The idea that academia breeds socialism because "[t]he intellectual wants the whole society to be a school writ large" just makes no sense. Nozick focuses on the idea of a centralized system being common to both academia and socialism. Since I knew a few socialist and even marxist students and faculty, I can speak from personal experience that these people wanted a "de-centered" classroom and education system. Nozick's analysis is far removed from reality about socialists in academia. They focus on constructivist methods, for example, in which students come to understanding on their own. Now, if centrality is what defines academia and socialism, these socialist educators would hold to a teacher-center model. But they don't.

This kind of critique is odd for it criticizes a group based on their lack of contact with the "real world" while itself relying on a very artificial, politically convenient, and neat model.

Finally, a word about these "anti-capitalists." Critiquing capitalism is not the same as rejecting it. To a certain extent, I have found value in postmodernism simply as a tool of analysis (which wasn't a far reach actually after my studies in classical logic). Marxism as a critical framework has its value, as does "traditional" textual analysis. Along with many others, I walked away from my exposure to these ideas (which I admittedly was very skeptical of) a better scholar, analyst, and even educator because I saw something worthwhile in them all. Yet, I am hardly a postmodernist or feminist or marxist. I wouldn't replace capitalism because there is nothing better. However, I would be naive if I thought it was perfect. If anything I am a realist about capitalism, who thinks that its abuses can be corrected (though not by some invisible hand of the market) by various means. I accept the bad with the good, compared to some idealistic capitalists who *do* believe that there is a natural, corrective order in capitalism.

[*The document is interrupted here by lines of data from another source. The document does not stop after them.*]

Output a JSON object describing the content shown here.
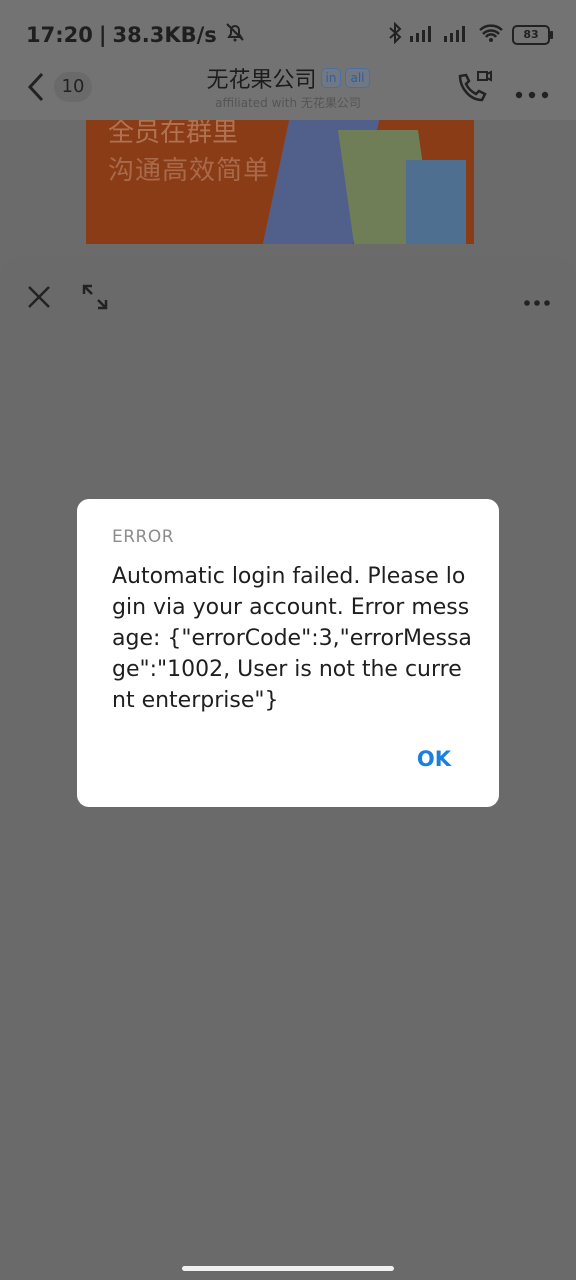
{
  "status_bar": {
    "time": "17:20",
    "separator": "|",
    "net_speed": "38.3KB/s",
    "battery": "83",
    "icons": [
      "mute-bell-icon",
      "bluetooth-icon",
      "signal-icon",
      "signal-icon",
      "wifi-icon",
      "battery-icon"
    ]
  },
  "chat_header": {
    "back_count": "10",
    "title": "无花果公司",
    "tags": [
      "in",
      "all"
    ],
    "subtitle": "affiliated with 无花果公司"
  },
  "banner": {
    "line1": "全员在群里",
    "line2": "沟通高效简单"
  },
  "dialog": {
    "title": "ERROR",
    "message": "Automatic login failed. Please login via your account. Error message: {\"errorCode\":3,\"errorMessage\":\"1002, User is not the current enterprise\"}",
    "ok_label": "OK"
  },
  "colors": {
    "accent": "#1a7fe0",
    "overlay": "#6b6b6b",
    "dialog_bg": "#ffffff"
  }
}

Except for one or two die-hard marxists, I knew of no one who thought that capitalism had to be replaced. In fact--and in contradiction once again to the idea of academics as socialists--the post-modernists and feminists that I knew were some of the most competitive people I've met.

I have found that generalizations are at best momentarily serviceable. The complexity of reality renders the generalizations them misleading for the most part. Actually, I'm wrong about the service of generalizations: They are extremely useful in demonizing and extolling because they simplify the lines. I'm even more wary of models that tie up loose ends and make convient cause/effect conclusions, such as in this case where two demons (socialists and liberal arts academia) inhabit the same body. Such multi-headed demons are myth.

FYI, I spent 12 years in school and attended 3 different universities. I encountered far more teachers on the right than on the left. I have spent the last 12 years working for both small and very, very large companies.

Comment by: Tx bubba on September 4, 2003 04:04 AM
Post a comment





    







    •